THE DEALMAKER: “The business and tech sides are moving faster than the law world is moving,” says Stephen Smith of Greenberg Glusker, whose passion for the law is evident in conversation — indeed, Smith is disappointed when a case settles, as then there is no chance for establishing case law precedent.

“Money and technical advances have changed everything,” Smith says. In the last year, he successfully negotiated and closed a deal in which vidgame publisher Ubisoft acquired rights in all media in perpetuity for its line of Tom Clancy-branded games — the first pact of its kind.

“A long time ago, Clancy saw the videogame world forming — he was ahead of the game as far as the book world and motion picture world were concerned,” says Smith, who adds the Ubisoft-Clancy deal was a natural extension of licensing pacts that had been in place for years and had yielded many top-selling games.

Smith sees the videogame world increasingly aligned with the Internet world and traditional entertainment content providers. As budgets soar for vidgames while revenues also climb, his job is to try to make order out the litigation flying around. The legal chaos is the interesting part of “new media” law: “It will fall out, but the chaos is exacerbated by the fact that the technology is moving too fast, and no one can

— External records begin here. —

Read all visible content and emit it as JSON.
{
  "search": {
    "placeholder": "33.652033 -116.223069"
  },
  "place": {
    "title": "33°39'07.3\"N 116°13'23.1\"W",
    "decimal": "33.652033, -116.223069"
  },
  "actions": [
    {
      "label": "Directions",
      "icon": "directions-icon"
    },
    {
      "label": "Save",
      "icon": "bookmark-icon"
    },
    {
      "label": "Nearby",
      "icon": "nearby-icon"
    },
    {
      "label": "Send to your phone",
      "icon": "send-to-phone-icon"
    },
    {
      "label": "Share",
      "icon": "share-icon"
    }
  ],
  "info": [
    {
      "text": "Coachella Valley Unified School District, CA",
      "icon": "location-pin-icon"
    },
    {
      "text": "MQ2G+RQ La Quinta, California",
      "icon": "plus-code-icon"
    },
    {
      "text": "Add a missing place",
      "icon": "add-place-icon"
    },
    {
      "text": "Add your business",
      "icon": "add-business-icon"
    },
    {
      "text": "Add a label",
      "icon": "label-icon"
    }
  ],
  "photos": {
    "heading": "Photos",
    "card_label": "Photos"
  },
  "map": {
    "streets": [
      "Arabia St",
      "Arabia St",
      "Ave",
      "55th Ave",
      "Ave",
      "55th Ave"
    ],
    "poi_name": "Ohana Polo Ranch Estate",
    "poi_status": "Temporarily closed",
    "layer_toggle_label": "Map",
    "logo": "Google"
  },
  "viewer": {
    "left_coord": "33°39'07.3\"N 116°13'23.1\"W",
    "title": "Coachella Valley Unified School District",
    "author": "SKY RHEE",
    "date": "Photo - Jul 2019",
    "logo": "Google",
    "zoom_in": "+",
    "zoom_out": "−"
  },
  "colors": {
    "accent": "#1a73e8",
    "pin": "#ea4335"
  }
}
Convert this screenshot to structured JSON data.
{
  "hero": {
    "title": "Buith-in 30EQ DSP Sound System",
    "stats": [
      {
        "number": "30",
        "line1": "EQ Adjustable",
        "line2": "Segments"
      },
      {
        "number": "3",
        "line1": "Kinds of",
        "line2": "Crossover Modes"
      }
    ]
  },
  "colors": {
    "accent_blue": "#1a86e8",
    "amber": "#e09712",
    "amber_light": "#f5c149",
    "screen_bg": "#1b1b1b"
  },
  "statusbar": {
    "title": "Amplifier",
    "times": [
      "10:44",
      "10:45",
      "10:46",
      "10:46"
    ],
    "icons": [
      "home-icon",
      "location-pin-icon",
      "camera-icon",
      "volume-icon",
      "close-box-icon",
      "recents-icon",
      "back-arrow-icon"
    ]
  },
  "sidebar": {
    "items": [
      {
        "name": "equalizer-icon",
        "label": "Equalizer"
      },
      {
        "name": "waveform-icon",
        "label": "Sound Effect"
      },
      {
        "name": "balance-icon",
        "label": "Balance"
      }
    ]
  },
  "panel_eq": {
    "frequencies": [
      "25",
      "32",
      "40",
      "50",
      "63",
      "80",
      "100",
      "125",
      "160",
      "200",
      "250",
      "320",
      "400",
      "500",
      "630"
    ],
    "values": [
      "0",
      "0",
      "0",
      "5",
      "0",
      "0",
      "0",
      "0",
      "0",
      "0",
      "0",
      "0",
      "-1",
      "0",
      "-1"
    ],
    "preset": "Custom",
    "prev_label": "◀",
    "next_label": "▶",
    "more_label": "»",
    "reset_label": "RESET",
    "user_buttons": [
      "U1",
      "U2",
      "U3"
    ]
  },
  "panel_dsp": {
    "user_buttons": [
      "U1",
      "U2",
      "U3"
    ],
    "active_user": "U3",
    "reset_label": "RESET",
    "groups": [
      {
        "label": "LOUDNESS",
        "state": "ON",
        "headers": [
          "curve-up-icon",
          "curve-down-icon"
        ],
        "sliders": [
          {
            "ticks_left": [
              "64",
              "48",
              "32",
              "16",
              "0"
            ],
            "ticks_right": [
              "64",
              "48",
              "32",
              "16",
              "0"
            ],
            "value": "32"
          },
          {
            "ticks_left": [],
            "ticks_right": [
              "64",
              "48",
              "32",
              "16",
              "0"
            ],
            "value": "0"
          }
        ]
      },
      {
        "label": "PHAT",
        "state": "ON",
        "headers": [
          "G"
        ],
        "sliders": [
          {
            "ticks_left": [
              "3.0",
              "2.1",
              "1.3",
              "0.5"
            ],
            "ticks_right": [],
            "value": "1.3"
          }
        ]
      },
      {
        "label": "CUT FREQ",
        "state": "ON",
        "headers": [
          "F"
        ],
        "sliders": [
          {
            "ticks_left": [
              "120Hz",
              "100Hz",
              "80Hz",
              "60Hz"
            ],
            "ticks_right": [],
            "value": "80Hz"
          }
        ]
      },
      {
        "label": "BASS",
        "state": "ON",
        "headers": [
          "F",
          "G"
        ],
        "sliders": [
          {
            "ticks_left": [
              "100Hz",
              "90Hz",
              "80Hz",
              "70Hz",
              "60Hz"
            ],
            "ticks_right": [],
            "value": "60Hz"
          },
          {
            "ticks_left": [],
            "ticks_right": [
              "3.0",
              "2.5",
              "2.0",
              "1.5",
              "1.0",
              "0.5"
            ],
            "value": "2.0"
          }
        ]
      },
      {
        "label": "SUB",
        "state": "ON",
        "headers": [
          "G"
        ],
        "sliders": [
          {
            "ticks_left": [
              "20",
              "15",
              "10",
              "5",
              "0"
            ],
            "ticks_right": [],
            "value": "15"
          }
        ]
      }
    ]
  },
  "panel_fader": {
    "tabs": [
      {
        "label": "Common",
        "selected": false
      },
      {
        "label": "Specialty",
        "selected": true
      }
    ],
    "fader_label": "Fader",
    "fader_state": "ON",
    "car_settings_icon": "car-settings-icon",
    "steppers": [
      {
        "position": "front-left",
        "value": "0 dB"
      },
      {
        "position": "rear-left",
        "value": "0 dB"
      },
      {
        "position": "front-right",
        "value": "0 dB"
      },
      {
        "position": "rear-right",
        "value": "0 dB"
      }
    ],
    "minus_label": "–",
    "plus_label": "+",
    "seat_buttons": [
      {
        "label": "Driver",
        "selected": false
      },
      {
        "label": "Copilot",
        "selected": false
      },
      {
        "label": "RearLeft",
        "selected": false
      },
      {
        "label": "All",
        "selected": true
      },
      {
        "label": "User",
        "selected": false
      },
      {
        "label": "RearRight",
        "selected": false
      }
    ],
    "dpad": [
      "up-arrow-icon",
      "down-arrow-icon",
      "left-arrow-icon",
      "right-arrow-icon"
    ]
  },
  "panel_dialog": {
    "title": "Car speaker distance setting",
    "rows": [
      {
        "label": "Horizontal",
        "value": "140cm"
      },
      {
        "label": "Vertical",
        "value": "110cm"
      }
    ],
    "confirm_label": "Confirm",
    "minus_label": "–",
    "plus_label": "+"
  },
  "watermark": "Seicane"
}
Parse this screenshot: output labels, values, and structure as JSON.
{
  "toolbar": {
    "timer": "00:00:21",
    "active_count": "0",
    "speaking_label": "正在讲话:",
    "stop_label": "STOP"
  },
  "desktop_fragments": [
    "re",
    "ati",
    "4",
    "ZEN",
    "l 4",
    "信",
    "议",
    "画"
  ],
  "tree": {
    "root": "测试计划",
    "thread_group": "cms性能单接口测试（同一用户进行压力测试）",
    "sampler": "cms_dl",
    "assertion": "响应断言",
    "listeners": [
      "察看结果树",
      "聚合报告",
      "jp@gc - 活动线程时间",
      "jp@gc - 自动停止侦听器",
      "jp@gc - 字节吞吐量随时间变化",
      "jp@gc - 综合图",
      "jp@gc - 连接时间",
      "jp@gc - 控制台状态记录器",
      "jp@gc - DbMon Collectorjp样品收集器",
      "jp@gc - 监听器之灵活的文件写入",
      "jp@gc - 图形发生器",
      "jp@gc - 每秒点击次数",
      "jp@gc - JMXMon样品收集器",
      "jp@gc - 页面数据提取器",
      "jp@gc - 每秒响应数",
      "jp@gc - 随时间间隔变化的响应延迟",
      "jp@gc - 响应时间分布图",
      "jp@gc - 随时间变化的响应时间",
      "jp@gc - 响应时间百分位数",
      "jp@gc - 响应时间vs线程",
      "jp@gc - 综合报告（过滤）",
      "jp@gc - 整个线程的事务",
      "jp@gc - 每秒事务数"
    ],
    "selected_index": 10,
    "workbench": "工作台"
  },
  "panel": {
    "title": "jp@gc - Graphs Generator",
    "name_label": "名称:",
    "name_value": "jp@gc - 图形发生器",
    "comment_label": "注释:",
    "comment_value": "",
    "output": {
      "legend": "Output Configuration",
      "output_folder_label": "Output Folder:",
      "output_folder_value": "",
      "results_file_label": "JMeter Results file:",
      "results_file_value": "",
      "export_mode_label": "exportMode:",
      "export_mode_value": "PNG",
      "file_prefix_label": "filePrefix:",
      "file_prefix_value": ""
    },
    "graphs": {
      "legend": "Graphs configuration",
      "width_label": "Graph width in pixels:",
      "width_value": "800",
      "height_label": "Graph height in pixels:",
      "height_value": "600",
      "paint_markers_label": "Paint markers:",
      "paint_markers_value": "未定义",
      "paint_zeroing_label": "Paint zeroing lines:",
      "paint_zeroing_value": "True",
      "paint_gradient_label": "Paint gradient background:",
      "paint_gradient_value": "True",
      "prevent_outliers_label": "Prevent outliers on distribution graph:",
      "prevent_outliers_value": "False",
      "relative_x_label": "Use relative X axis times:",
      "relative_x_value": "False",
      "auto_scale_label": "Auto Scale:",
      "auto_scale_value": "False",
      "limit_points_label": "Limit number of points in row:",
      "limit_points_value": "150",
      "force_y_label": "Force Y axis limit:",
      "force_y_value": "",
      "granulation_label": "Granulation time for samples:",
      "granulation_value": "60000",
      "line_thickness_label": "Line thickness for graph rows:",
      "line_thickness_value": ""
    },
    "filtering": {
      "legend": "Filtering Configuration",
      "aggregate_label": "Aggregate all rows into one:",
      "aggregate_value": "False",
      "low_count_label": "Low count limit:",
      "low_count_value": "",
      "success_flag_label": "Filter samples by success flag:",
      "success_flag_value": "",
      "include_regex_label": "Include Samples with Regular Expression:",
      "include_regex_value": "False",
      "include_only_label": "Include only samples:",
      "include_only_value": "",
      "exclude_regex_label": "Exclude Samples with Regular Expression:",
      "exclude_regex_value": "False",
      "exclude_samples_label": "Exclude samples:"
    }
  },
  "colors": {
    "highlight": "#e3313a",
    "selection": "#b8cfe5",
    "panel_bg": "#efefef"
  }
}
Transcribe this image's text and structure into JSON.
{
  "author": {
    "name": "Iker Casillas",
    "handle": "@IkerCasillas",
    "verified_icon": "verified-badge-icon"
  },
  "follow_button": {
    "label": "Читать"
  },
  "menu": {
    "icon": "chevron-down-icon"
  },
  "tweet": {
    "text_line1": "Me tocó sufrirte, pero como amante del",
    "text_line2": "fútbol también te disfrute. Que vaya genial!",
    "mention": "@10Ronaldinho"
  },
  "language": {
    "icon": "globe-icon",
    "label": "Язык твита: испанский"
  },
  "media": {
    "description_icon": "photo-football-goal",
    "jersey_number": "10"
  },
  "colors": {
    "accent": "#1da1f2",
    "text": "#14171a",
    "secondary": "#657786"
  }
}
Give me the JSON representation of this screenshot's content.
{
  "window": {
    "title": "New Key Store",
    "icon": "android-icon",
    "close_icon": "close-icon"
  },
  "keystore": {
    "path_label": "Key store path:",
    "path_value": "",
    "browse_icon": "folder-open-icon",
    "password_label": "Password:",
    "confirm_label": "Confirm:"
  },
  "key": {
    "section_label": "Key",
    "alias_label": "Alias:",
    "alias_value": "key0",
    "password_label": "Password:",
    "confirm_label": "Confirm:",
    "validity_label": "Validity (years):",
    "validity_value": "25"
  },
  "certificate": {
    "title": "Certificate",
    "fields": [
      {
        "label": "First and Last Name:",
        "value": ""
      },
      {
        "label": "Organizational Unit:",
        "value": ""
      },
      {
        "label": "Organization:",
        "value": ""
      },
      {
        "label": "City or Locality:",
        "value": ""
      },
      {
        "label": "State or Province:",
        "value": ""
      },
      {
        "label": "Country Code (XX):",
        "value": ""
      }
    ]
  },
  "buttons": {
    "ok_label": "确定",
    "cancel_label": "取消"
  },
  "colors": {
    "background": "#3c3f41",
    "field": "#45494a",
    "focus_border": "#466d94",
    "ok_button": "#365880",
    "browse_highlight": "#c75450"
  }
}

figure out what’s its worth yet.”

DEALMAKER DOS “Since I’m a litigator — you ought to have a litigator read the deal. It’s about risk and the allocation of risk: Understand with open eyes what you are taking about and what risk you are giving to the other side. Transactional lawyers are optimists, litigators are pessimists.”

DEALMAKER DON’TS: “Don’t get drunk on the deal. Especially in the entertainment business, everyone wants to make a movie, make a vidgame; it’s a business, and if you want to make more than one, you can’t lose your shirt on the first.”

TOP DEALMAKERS ENCOUNTERED: “Bert Fields, and Skip Brittenham, Ken Ziffren and Matt Johnson at Ziffren, Brittenham.”